It had been my intention to trawl through the blogs and see if I could identify a post or two that stood out in my affections or the affections of you, my readers, but the task is beyond the time I have at my disposal given that I've already spent the best part of a day in total on it. That's not to say that I haven't been doing some reminiscing on my blogs. I have. It brought back so many happy memories and astonished me that I had forgotten so many things. If I am fortunate to arrive at old age then I shall be able to live again through those memories. I shall be sad sometimes but I shall also be happy.

The first image on this blog was a view from the house over the Minch to the Scottish mainland. It's a view I've shown many times since.

My first photo on the New Zealand blog was of The Handbag. It was my trusty steed  in that country for nearly a decade

I'm sure that over the next while (what a vague statement) there will be some reminiscing on this blog but I shall leave you with my enduring view of the hills of Hawkes Bay

Thursday, 8 June 2017

For the Love of Bees

It's official. I am a member of the International Bee Appreciation Society.

Those of you who have followed my New Zealand blog will be no stranger to Kate Steeds although you may not have seen her posts on The Cottleston Gallery at which the AGM of the Society was held - or was it?  Among many others my 'portrait' appeared:

Tuesday, 6 June 2017


Why? Why does all our food have to be perfect? If I grow vegetables then I eat them in the form that they come out of the ground or off the plant, bush or tree. Supermarkets, on the other hand, insist on perfection. It may be bland or tasteless but at least the shape will be perfect. I was in a major supermarket a few days ago and I happened to see some lovely looking Hereford strawberries with the following label:

I bought a punnet:

Some of them were a bit misshapen but they were absolutely delicious. At a fraction of the price of the 'perfectly shaped' ones they tasted even better.

It made me wonder exactly why we demand perfection or whether it's just that supermarkets only provide perfection and that marketing is leading.

Either way I would love to know what price perfection adds to our food bills.

Monday, 5 June 2017

Dolce far niente

Literally 'sweet doing nothing'.  For Italians - and I suspect they are the only people who have perfected this art and it, as much as the Mediterranean diet, may have a lot to do with their longevity.  

Today is a day - or rather today is a date - that will always be etched in my mind. A day I decided that I was going to indulge in dolce far niente.  Andrew (Andy), our elder child, died on this day 11 years ago. A very dear friend's father died on this day 10 years ago. Gaz, deciding to try and ameliorate the bad connotations of the day, got engaged on this day 4 years ago. And today we are, yet again, listening to the horrendous effects of terrorism at home. 

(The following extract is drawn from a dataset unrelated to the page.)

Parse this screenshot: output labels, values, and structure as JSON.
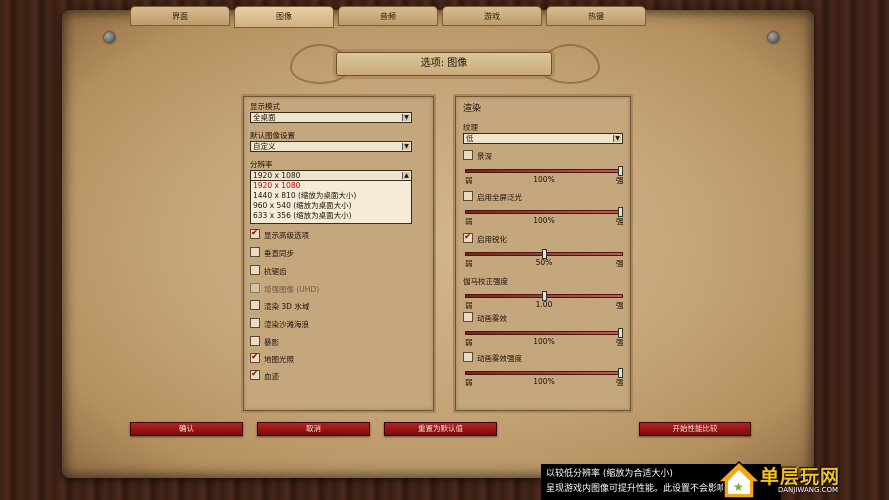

Today is also the anniversary of my birth: the 73rd to be precise.

I shall be out to dinner at friends'.  

This coming week I am determined to return to Blogland. I'll see you there.

[Written yesterday, 4 June but posted today]